Why the Myers-Briggs test is totally meaningless
It’s no more scientifically valid than a BuzzFeed quiz.
The wildly popular test is based on Carl Jung's principles and were later adapted into a test by Katherine Briggs and her daughter Isabel Briggs Myers, a pair of Americans who had no formal training in psychology.
Vox explains, the Myers-Briggs test is based on personality types developed in the 1940s that have little connection to any real data. More problematic, though, is that it classifies personalities by a binary preference for a particular trait. In reality, however, most people exist on a spectrum between the two and can vary between them from week to week:

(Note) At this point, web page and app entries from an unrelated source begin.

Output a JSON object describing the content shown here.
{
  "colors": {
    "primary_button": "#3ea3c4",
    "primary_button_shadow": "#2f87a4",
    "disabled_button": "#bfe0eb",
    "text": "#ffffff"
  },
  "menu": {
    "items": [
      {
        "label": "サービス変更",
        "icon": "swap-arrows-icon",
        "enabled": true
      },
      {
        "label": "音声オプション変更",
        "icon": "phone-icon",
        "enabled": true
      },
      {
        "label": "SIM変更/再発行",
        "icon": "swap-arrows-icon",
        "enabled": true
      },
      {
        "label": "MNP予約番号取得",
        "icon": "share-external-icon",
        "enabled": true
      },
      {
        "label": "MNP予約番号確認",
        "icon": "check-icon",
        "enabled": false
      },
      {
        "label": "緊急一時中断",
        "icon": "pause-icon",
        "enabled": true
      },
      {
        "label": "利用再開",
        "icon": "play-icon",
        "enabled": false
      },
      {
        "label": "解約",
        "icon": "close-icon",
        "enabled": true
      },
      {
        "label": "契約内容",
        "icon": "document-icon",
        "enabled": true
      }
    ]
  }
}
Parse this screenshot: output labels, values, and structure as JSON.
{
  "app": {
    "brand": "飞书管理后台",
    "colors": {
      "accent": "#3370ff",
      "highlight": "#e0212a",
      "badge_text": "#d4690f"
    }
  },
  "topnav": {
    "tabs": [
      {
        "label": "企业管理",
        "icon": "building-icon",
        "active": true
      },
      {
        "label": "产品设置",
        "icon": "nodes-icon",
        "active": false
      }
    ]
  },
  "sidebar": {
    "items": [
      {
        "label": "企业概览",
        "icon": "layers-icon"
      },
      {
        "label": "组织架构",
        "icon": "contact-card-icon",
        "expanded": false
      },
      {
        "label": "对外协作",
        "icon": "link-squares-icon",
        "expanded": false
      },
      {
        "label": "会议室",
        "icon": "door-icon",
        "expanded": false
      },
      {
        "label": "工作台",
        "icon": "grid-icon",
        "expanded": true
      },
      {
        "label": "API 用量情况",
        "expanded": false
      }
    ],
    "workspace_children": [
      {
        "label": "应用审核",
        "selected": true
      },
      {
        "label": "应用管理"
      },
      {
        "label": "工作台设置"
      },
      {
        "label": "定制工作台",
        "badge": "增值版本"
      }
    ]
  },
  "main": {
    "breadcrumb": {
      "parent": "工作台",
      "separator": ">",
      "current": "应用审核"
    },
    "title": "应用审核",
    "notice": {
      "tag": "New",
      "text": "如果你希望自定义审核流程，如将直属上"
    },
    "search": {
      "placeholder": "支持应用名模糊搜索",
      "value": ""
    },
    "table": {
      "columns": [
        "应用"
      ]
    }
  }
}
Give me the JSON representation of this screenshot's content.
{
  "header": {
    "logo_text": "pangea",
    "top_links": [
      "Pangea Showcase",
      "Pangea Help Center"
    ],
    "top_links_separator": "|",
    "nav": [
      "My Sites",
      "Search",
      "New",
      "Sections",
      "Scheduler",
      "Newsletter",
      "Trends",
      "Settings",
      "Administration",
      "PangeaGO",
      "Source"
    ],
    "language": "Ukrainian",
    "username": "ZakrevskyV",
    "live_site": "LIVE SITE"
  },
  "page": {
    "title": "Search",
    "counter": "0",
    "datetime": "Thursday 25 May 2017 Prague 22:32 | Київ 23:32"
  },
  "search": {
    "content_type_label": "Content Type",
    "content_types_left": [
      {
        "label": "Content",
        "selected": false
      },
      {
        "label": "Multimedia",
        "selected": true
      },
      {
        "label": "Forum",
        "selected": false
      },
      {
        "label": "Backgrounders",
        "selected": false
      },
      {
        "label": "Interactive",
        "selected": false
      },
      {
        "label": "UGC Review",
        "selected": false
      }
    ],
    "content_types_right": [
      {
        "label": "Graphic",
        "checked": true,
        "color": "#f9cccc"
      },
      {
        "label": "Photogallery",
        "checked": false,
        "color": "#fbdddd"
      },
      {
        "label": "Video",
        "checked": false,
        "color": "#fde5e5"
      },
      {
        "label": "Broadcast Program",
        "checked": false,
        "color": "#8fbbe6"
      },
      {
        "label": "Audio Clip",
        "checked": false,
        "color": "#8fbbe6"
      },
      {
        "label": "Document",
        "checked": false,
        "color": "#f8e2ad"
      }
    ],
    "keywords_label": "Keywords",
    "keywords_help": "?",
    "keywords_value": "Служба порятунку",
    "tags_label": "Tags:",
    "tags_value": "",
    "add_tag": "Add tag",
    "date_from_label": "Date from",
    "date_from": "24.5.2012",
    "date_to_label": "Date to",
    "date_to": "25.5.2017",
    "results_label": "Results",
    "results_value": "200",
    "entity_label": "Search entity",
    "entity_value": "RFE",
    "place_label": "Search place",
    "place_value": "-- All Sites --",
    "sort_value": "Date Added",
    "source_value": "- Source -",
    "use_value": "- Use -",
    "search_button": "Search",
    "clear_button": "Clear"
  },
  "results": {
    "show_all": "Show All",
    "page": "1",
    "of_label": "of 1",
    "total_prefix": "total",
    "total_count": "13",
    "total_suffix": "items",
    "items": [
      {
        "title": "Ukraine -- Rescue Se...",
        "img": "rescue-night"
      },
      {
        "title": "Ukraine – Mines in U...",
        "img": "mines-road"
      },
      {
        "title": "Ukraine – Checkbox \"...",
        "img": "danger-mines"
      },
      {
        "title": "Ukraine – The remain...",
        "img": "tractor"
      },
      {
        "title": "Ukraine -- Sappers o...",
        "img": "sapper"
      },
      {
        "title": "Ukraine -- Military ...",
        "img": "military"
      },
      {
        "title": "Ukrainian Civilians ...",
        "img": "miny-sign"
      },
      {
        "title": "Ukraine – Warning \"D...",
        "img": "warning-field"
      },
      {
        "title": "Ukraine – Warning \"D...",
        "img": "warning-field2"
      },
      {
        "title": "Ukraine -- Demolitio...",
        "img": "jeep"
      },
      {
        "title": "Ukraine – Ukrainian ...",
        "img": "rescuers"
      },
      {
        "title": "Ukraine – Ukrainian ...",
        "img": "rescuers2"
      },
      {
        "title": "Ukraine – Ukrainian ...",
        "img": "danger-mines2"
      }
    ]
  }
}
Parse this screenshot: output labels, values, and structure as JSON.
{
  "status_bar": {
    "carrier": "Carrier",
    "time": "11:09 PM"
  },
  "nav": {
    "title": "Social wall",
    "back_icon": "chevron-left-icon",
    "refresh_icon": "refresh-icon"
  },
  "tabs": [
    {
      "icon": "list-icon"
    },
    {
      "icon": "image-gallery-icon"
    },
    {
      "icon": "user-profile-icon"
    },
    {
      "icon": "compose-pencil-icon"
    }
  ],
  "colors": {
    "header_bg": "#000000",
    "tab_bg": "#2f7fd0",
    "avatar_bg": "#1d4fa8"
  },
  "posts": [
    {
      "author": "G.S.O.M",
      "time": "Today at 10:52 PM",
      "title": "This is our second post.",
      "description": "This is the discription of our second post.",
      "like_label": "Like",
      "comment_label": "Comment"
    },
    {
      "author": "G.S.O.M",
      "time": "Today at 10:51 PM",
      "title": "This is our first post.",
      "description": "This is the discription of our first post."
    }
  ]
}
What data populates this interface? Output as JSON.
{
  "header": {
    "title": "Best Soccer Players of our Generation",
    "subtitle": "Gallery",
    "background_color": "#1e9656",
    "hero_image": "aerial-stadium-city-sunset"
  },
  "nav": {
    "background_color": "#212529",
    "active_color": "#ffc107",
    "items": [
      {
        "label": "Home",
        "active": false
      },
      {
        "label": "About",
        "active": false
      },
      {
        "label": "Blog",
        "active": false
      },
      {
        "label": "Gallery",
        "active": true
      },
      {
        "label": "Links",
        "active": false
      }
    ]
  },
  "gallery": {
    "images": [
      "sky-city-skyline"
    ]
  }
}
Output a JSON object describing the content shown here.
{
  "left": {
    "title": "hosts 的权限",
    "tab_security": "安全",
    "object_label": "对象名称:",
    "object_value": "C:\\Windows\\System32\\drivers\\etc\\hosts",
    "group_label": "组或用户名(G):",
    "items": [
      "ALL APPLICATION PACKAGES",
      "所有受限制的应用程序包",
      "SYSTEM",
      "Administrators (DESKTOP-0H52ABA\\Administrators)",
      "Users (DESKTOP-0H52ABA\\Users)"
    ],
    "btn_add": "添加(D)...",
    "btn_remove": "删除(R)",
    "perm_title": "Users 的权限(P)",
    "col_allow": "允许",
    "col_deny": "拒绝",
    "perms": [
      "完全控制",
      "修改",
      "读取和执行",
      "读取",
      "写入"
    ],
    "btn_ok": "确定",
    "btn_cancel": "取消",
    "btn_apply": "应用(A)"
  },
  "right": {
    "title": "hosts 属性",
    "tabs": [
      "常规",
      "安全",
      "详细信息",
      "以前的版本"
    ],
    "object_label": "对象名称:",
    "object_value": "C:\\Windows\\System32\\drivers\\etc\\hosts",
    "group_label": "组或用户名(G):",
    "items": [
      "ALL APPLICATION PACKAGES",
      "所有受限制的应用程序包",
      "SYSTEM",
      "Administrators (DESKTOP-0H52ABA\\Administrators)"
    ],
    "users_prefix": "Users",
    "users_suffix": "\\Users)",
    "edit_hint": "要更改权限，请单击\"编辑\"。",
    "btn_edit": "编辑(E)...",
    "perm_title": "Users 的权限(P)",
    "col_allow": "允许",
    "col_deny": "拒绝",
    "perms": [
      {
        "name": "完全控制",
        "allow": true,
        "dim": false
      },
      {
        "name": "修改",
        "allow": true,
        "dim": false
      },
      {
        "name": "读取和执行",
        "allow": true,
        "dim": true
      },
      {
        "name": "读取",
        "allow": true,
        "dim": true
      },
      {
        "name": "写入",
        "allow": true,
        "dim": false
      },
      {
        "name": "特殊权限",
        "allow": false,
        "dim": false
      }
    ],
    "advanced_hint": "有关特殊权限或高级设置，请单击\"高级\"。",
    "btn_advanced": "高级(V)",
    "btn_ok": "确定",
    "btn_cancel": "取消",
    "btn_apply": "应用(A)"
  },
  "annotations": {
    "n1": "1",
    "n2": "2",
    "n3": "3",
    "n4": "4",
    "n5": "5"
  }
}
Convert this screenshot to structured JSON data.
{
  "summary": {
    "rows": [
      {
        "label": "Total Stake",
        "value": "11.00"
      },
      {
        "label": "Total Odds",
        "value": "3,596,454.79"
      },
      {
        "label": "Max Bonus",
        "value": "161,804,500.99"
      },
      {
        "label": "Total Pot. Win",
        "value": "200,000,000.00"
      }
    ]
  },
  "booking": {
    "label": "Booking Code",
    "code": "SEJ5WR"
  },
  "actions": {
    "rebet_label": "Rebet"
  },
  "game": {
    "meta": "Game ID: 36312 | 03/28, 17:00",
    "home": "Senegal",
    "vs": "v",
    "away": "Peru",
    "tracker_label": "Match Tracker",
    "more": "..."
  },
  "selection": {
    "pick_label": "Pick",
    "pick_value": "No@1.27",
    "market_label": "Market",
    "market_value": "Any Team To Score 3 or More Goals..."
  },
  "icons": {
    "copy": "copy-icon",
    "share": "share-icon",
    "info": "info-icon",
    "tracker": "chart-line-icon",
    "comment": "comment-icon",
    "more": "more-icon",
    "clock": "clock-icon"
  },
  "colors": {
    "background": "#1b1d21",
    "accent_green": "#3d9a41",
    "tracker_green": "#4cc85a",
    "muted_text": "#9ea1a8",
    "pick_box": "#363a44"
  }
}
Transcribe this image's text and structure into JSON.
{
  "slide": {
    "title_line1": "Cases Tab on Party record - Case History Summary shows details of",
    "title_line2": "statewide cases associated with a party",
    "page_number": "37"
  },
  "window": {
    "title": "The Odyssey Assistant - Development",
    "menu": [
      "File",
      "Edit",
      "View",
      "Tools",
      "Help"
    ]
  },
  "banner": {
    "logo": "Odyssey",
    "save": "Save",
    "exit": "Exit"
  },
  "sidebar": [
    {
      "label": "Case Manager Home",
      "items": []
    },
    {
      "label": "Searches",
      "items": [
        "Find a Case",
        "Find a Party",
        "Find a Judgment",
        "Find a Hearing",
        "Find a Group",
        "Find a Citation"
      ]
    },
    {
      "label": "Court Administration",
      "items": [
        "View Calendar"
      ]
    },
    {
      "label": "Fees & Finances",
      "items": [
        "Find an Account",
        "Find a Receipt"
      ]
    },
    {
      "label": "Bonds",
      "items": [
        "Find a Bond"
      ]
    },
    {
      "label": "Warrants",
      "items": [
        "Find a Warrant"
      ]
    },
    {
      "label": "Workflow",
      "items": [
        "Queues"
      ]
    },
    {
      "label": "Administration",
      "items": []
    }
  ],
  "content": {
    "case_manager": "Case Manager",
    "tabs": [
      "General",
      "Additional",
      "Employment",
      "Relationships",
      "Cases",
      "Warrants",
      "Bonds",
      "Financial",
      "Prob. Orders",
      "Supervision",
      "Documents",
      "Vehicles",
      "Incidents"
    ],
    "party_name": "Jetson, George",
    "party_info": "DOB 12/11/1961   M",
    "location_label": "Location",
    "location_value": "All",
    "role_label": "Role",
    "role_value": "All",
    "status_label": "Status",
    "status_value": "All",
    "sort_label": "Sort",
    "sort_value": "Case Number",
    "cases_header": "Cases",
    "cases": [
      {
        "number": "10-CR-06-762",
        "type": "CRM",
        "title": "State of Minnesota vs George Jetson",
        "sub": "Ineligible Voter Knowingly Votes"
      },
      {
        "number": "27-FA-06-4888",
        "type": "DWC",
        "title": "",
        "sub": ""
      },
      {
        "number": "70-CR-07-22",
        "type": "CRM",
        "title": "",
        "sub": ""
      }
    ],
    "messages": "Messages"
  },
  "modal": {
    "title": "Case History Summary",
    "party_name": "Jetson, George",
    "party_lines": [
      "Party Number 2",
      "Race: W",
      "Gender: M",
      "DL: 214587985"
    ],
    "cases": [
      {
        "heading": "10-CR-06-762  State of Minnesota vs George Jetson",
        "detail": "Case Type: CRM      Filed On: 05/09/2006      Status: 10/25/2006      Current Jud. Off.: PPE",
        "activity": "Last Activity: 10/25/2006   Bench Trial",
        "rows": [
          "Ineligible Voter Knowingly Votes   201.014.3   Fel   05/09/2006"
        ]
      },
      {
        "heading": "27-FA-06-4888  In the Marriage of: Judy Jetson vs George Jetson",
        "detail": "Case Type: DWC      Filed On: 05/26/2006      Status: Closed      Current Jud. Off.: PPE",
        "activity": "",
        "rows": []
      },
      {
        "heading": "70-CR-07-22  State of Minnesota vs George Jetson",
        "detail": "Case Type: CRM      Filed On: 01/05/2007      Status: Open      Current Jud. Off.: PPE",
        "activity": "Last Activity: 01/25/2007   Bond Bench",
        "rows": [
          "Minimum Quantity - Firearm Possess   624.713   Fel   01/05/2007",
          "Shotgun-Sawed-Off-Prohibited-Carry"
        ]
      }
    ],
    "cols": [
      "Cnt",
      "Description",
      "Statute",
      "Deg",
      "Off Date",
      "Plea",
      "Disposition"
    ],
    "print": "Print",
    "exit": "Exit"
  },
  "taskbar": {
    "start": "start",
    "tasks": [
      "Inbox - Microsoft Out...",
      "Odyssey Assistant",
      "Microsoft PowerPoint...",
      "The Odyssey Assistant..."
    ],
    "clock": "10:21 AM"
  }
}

"With most traits, humans fall on different points along a spectrum. If you ask people whether they prefer to think or feel, or whether they prefer to judge or perceive, the majority will tell you a little of both. Jung himself admitted as much, noting that the binaries were useful ways of thinking about people, but writing that “there is no such thing as a pure extravert or a pure introvert. Such a man would be in the lunatic asylum.”"
There there's this from Wikipedia: "The interesting — and somewhat alarming — fact about the MBTI is that, despite its popularity, it has been subject to sustained criticism by professional psychologists for over three decades. One problem is that it displays what statisticians call low "test-retest reliability." So if you retake the test after only a five-week gap, there's around a 50% chance that you will fall into a different personality category compared to the first time you took the test." – http://en.wikipedia.org/wiki/Myers%E2%80%93Briggs_Type_Indicator#Reliability